PCL Helps Deliver San Diego Airport International Arrivals Facility
The joint venture used construction technologies like Bluebeam Revu to build a facility five times larger than the previous building
The San Diego International Airport (SAN) International Arrivals facility just got a major upgrade. In 2017, the airport boarded nearly 22 million passengers, making it one of the busiest airports in California. Of those, over 800,000 were international passengers—a number that has continued to rise. To help the airport meet and exceed the expectations of this growing class of travelers, the PCL|Turner joint venture team completed construction of a beautiful 130,000 square-foot facility this past June, featuring the latest technology to ensure safety and ease of travel.
The approximately $229 million project came with a set of challenges. An aggressive schedule and a workforce of over 3,500 construction workers alone meant that coordination was absolutely central to the success of the joint venture in completing the project on time, on budget, and to the satisfaction of their client.
To that end, the contractors relied on a suite of technologies to manage document coordination and review, especially Bluebeam Revu. Kevin Marino, the VDC manager for PCL Construction in San Diego who worked on the airport, said that they used Revu at various stages of the project, utilizing it to communicate with ownership, design partners and trades. Using Bluebeam Studio, the real-time cloud capability in Revu, allowed for access anywhere, anytime, as well as instant document sharing and version control. The PCL|Turner team “reduced process inefficiency during information handoff with real-time communication by all users,” Marino added. In addition, using Revu led to a 33% reduction in payment waiting time compared to using traditional delivery methods.

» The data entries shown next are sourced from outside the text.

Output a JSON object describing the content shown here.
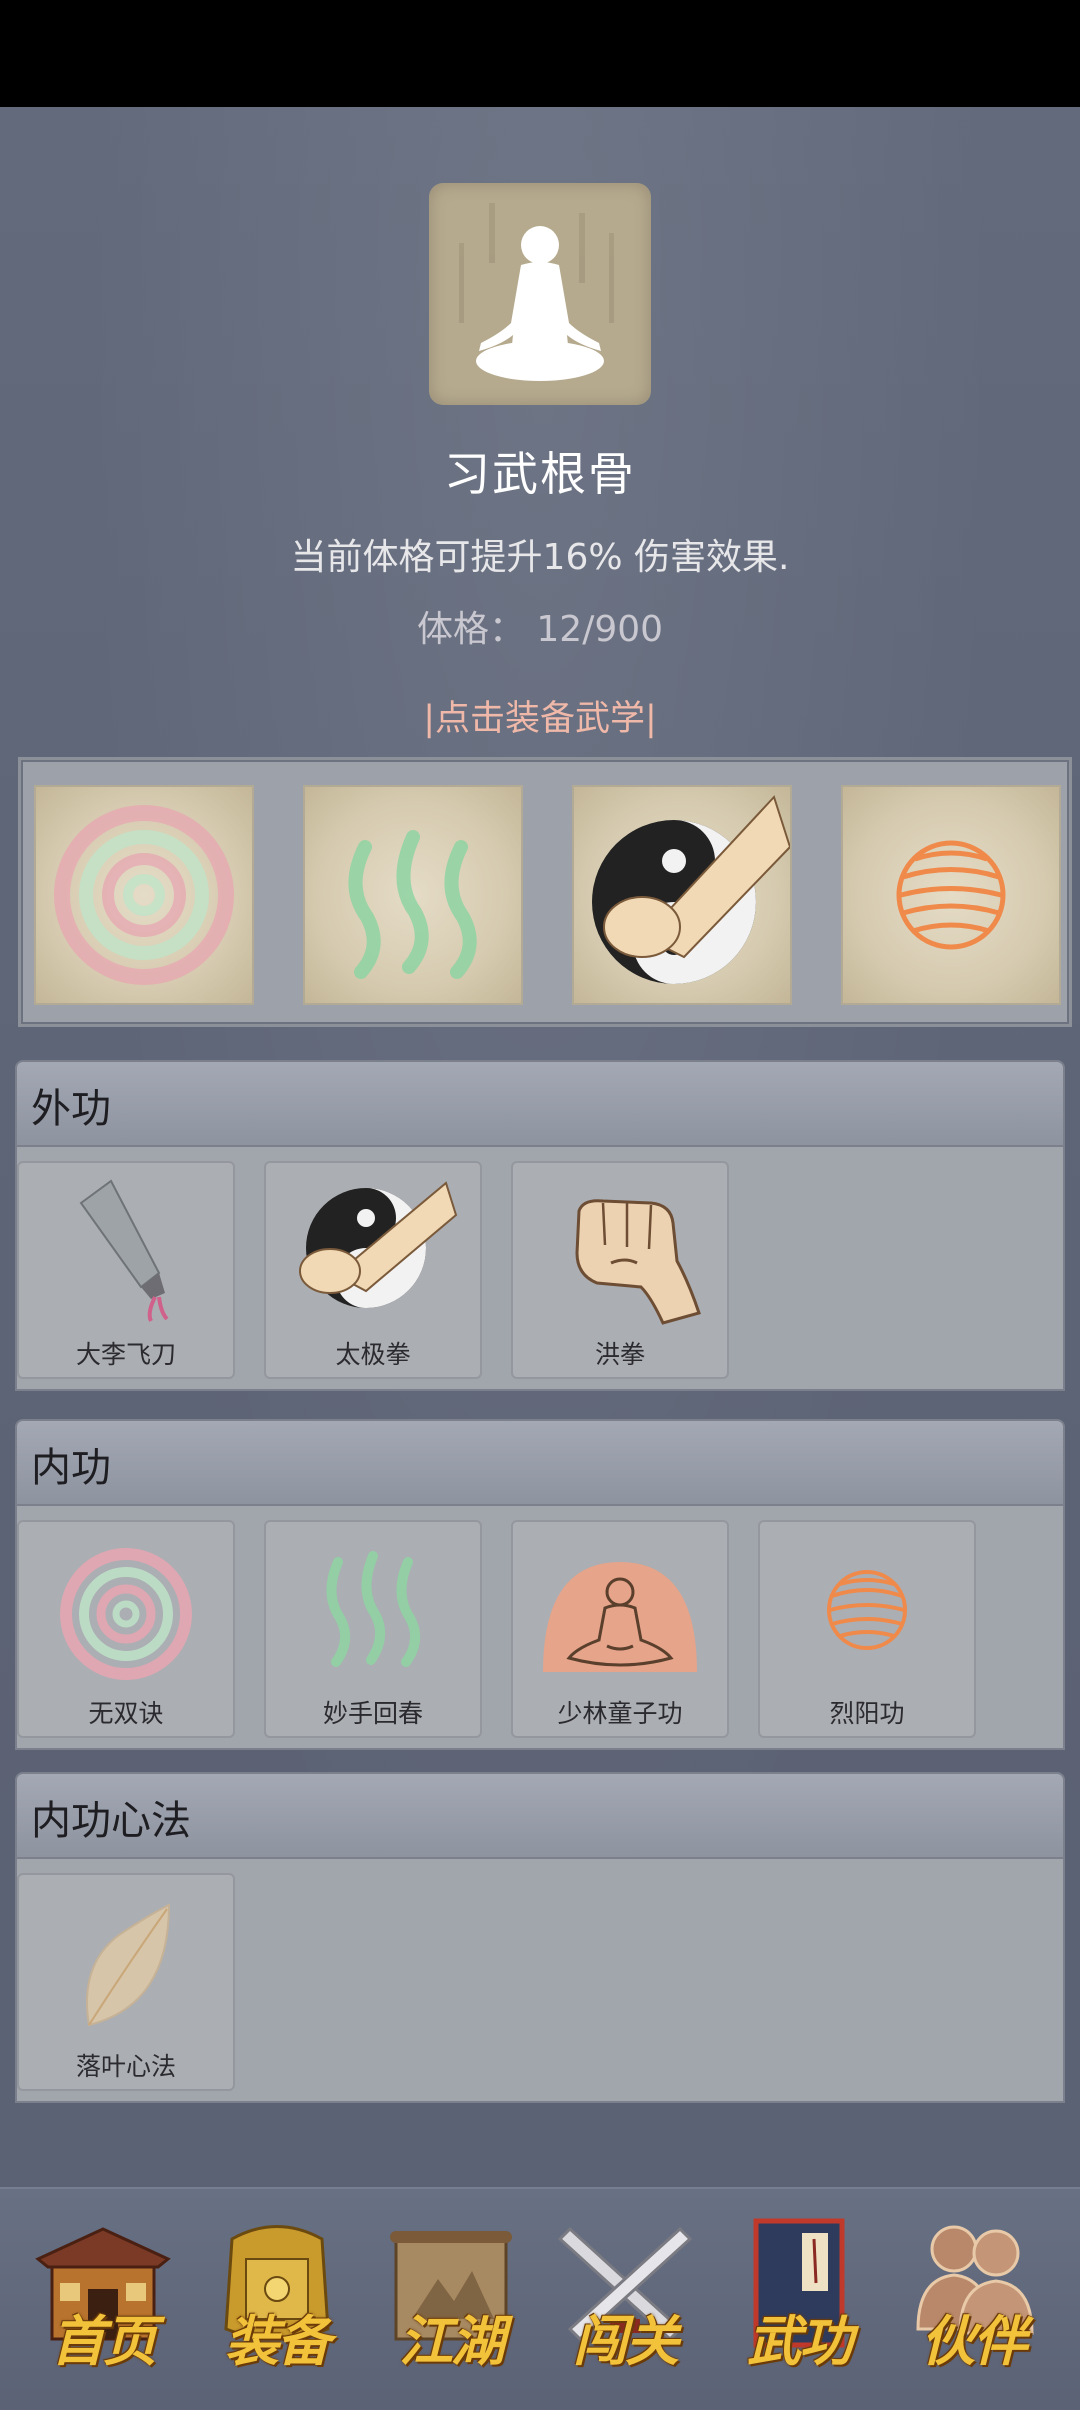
{
  "portrait": {
    "icon": "meditating-figure-icon"
  },
  "title": "习武根骨",
  "description": "当前体格可提升16% 伤害效果.",
  "stat": {
    "label": "体格：",
    "value": "12/900"
  },
  "equip_hint": "|点击装备武学|",
  "equipped": [
    {
      "icon": "spiral-icon"
    },
    {
      "icon": "wind-waves-icon"
    },
    {
      "icon": "taiji-fist-icon"
    },
    {
      "icon": "sun-orb-icon"
    }
  ],
  "sections": [
    {
      "title": "外功",
      "skills": [
        {
          "name": "大李飞刀",
          "icon": "flying-dagger-icon"
        },
        {
          "name": "太极拳",
          "icon": "taiji-fist-icon"
        },
        {
          "name": "洪拳",
          "icon": "fist-icon"
        }
      ]
    },
    {
      "title": "内功",
      "skills": [
        {
          "name": "无双诀",
          "icon": "spiral-icon"
        },
        {
          "name": "妙手回春",
          "icon": "wind-waves-icon"
        },
        {
          "name": "少林童子功",
          "icon": "monk-aura-icon"
        },
        {
          "name": "烈阳功",
          "icon": "sun-orb-icon"
        }
      ]
    },
    {
      "title": "内功心法",
      "skills": [
        {
          "name": "落叶心法",
          "icon": "leaf-icon"
        }
      ]
    }
  ],
  "nav": [
    {
      "label": "首页",
      "icon": "house-icon"
    },
    {
      "label": "装备",
      "icon": "armor-icon"
    },
    {
      "label": "江湖",
      "icon": "scroll-icon"
    },
    {
      "label": "闯关",
      "icon": "crossed-swords-icon"
    },
    {
      "label": "武功",
      "icon": "book-icon"
    },
    {
      "label": "伙伴",
      "icon": "companions-icon"
    }
  ]
}
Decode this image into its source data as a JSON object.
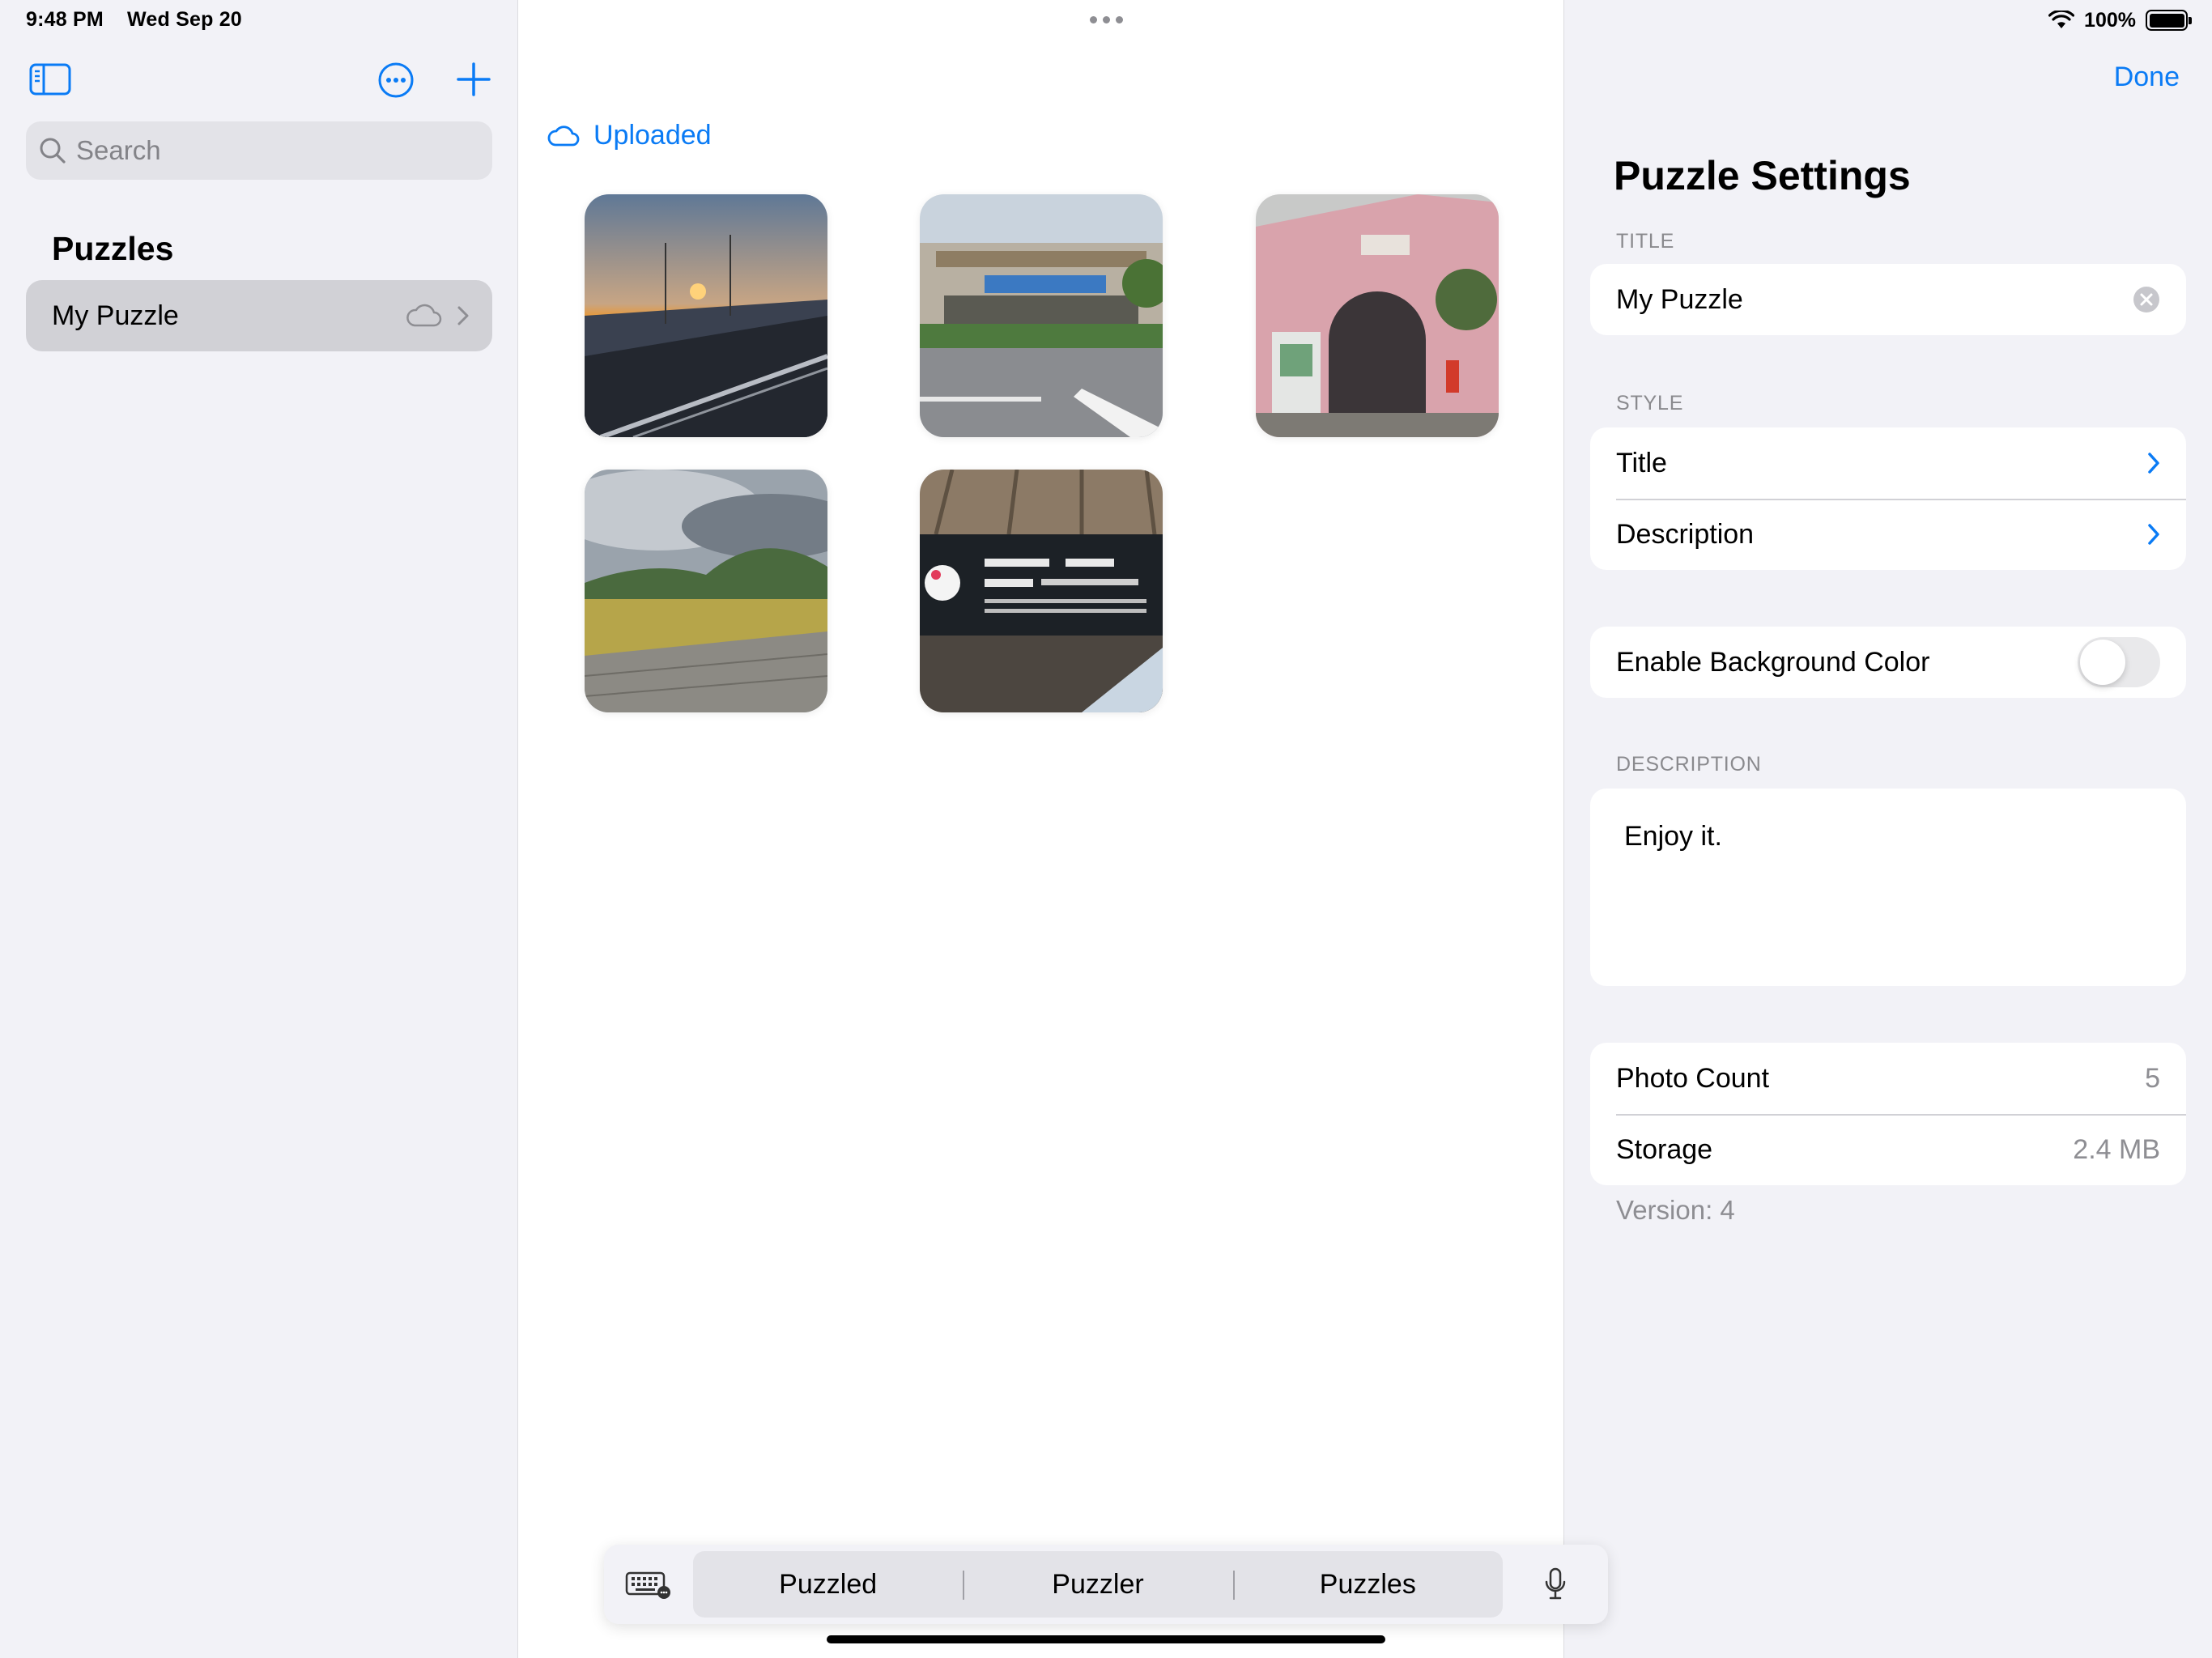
{
  "status_bar": {
    "time": "9:48 PM",
    "date": "Wed Sep 20",
    "battery": "100%"
  },
  "sidebar": {
    "search_placeholder": "Search",
    "section_title": "Puzzles",
    "items": [
      {
        "label": "My Puzzle",
        "icon": "cloud-icon"
      }
    ]
  },
  "content": {
    "upload_status": "Uploaded",
    "photos": [
      {
        "name": "photo-sunset-bridge"
      },
      {
        "name": "photo-storefront"
      },
      {
        "name": "photo-pink-station"
      },
      {
        "name": "photo-rice-field"
      },
      {
        "name": "photo-station-sign"
      }
    ]
  },
  "settings": {
    "done_label": "Done",
    "title": "Puzzle Settings",
    "title_section_label": "TITLE",
    "title_value": "My Puzzle",
    "style_section_label": "STYLE",
    "style_rows": [
      "Title",
      "Description"
    ],
    "background_toggle_label": "Enable Background Color",
    "background_toggle_on": false,
    "description_section_label": "DESCRIPTION",
    "description_value": "Enjoy it.",
    "info_rows": [
      {
        "label": "Photo Count",
        "value": "5"
      },
      {
        "label": "Storage",
        "value": "2.4 MB"
      }
    ],
    "version": "Version: 4"
  },
  "keyboard_bar": {
    "predictions": [
      "Puzzled",
      "Puzzler",
      "Puzzles"
    ]
  },
  "colors": {
    "accent": "#0a7bf5",
    "selected_row": "#d1d1d6"
  }
}
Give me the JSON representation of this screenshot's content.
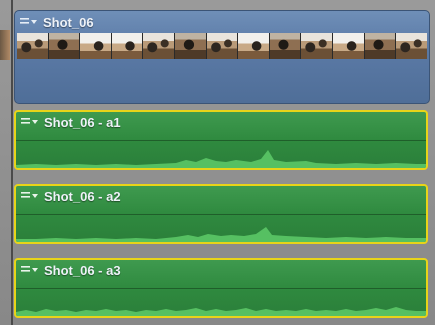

The new international arrivals facility is nearly five times larger than the building it replaced and will be one of the first in the nation to utilize 100% biometric or facial recognition technology on arriving passengers. It also includes two stunning art installations, four escalators, three elevators, nearly 450 truckloads of concrete and 200,000 pounds of sheet metal ductwork. With that level of complication, it’s no surprise that meeting the project schedule was one of the joint venture’s biggest successes, said Marino. It’s not hard to see why: incredibly, the building received its certificate of occupancy exactly one year after the project broke ground, an incredible feat for a construction project of this size and scope. That deadline would have been nearly unattainable if it weren’t for the joint venture’s embrace of construction technologies like Revu, which helped the industry speed up, scale up and streamline their processes.